the authentic record of the contemporary period, pronounces Kautilya's unequivocal verdict for a king of dignified heredity and expressed his abhorrence for Sudra king. Depending on these facts the modern scholars have challenged the Brahmanical theory regarding the origin and ancestry of Chandragupta Maurya.
In spite of the controversy and disputes, regarding the origin and ancestry of Chandragupta, the classical sources are of highest importance and mostly applicable in the present days. Among the classical writers only Justin somehow mentioned about the humble origin of Chandragupta Maurya, though he did not advocated for the base origin of Chandragupta. To follow the views of Justin,
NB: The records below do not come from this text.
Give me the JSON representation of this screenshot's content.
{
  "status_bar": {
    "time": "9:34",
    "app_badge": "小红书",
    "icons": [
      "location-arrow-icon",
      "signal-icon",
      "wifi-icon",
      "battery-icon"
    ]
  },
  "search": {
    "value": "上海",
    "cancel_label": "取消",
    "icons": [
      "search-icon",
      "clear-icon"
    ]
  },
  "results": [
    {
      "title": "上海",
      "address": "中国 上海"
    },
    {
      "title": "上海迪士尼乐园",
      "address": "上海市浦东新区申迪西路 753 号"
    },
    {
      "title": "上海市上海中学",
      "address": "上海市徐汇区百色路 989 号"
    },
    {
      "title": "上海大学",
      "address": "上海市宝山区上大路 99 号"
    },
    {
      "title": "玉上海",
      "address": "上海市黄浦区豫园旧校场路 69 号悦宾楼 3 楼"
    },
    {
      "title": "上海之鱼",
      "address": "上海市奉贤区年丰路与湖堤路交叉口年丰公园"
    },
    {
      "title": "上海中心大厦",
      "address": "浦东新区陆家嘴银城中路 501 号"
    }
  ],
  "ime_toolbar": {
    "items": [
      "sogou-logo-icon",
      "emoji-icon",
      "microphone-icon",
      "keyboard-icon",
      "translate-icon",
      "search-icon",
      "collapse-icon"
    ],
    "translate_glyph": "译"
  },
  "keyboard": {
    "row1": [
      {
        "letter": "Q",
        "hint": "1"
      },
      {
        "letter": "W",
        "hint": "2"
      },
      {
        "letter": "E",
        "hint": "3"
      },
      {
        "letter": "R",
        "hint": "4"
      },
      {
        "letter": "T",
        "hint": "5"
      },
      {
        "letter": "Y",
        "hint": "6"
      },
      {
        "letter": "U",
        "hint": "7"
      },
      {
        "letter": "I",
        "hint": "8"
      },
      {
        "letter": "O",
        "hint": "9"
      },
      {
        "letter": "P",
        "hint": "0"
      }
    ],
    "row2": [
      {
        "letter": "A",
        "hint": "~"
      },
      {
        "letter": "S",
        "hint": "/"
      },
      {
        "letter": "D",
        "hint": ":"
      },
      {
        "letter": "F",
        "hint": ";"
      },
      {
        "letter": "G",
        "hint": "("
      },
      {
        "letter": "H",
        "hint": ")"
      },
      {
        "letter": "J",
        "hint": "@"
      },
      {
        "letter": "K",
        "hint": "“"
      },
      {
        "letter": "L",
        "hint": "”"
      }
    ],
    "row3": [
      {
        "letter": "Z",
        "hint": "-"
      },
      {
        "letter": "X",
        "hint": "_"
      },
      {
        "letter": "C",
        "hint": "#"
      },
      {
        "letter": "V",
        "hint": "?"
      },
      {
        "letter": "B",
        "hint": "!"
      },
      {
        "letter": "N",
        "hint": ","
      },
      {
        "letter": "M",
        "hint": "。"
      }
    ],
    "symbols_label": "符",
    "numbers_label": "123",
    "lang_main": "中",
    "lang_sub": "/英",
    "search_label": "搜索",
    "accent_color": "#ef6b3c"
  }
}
Chandragupta might be a commoner without any royal kinship. Furthermore Justin did not attach him with the Nanda dynasty either legitimately or illegitimately. The evidences as provided by the other classical writers indirectly points to the non-Sudra origin of Chandragupta Maurya. According to Plutarch,
Chandragupta himself revealed to Alexander the base pedigree and the unpopularity of the Nandas. It is therefore inferred by the historians that unless Chandragupta himself was of a noble birth he could not have disdained at the low origin of the Nandas.
The Buddhist texts however are no less important as the contemporary records of the Mauryan king Chandragupta. According to the Buddhist text, the parentage of Chandragupta Maurya in no indecisive terms is mentioned as Kshatriya origin. The "Mahaparinibbana Sutra", the ancient extant canonical text of Buddhist describes the Mauryas as the ruling Kshatriya clan of Pipphalivana, a region in the Nepalese Terai. According to Fa-hien, Maurya is a clan, which existed even before Chandragupta Maurya. The Jaina "Kalpasutra" narrates the concentration of the Maurya clan in the eastern India. The Jaina "Parisistaparvan" narrates that Chandragupta was born of a woman, who was a daughter of a village chief, who was a peacock tamer. The Jaina version of Chandragupta's origin somehow has relevance with the Buddhist tradition. As the Jaina accounts depict, Chandragupta while took shelter in the village, met Chanakya, who helped him to be the king and Chandragupta established the Mauryan dynasty.